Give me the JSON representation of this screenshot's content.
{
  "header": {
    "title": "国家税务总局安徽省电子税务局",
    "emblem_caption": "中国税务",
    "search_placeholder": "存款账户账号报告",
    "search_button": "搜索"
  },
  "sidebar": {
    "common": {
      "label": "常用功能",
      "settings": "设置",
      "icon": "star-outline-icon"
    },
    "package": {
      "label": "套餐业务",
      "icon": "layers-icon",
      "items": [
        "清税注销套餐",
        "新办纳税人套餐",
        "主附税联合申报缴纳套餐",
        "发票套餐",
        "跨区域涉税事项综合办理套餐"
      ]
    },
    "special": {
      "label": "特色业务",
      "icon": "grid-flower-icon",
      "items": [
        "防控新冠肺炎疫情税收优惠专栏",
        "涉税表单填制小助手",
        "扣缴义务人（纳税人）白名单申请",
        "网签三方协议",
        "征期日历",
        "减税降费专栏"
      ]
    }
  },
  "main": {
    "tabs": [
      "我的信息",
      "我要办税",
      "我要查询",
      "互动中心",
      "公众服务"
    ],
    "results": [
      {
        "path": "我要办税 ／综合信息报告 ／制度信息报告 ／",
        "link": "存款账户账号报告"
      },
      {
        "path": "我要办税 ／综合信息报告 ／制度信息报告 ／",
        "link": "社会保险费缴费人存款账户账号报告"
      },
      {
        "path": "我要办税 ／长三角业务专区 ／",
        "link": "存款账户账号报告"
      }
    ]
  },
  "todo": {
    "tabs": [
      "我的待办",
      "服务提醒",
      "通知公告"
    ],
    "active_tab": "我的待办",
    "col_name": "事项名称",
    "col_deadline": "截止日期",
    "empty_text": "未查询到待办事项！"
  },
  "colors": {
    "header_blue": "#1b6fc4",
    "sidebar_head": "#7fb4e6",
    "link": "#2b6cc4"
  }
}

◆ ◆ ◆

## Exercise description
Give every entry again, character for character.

## Your response
Give me the JSON representation of this screenshot's content.
{
  "header": {
    "title": "国家税务总局安徽省电子税务局",
    "emblem_caption": "中国税务",
    "search_placeholder": "存款账户账号报告",
    "search_button": "搜索"
  },
  "sidebar": {
    "common": {
      "label": "常用功能",
      "settings": "设置",
      "icon": "star-outline-icon"
    },
    "package": {
      "label": "套餐业务",
      "icon": "layers-icon",
      "items": [
        "清税注销套餐",
        "新办纳税人套餐",
        "主附税联合申报缴纳套餐",
        "发票套餐",
        "跨区域涉税事项综合办理套餐"
      ]
    },
    "special": {
      "label": "特色业务",
      "icon": "grid-flower-icon",
      "items": [
        "防控新冠肺炎疫情税收优惠专栏",
        "涉税表单填制小助手",
        "扣缴义务人（纳税人）白名单申请",
        "网签三方协议",
        "征期日历",
        "减税降费专栏"
      ]
    }
  },
  "main": {
    "tabs": [
      "我的信息",
      "我要办税",
      "我要查询",
      "互动中心",
      "公众服务"
    ],
    "results": [
      {
        "path": "我要办税 ／综合信息报告 ／制度信息报告 ／",
        "link": "存款账户账号报告"
      },
      {
        "path": "我要办税 ／综合信息报告 ／制度信息报告 ／",
        "link": "社会保险费缴费人存款账户账号报告"
      },
      {
        "path": "我要办税 ／长三角业务专区 ／",
        "link": "存款账户账号报告"
      }
    ]
  },
  "todo": {
    "tabs": [
      "我的待办",
      "服务提醒",
      "通知公告"
    ],
    "active_tab": "我的待办",
    "col_name": "事项名称",
    "col_deadline": "截止日期",
    "empty_text": "未查询到待办事项！"
  },
  "colors": {
    "header_blue": "#1b6fc4",
    "sidebar_head": "#7fb4e6",
    "link": "#2b6cc4"
  }
}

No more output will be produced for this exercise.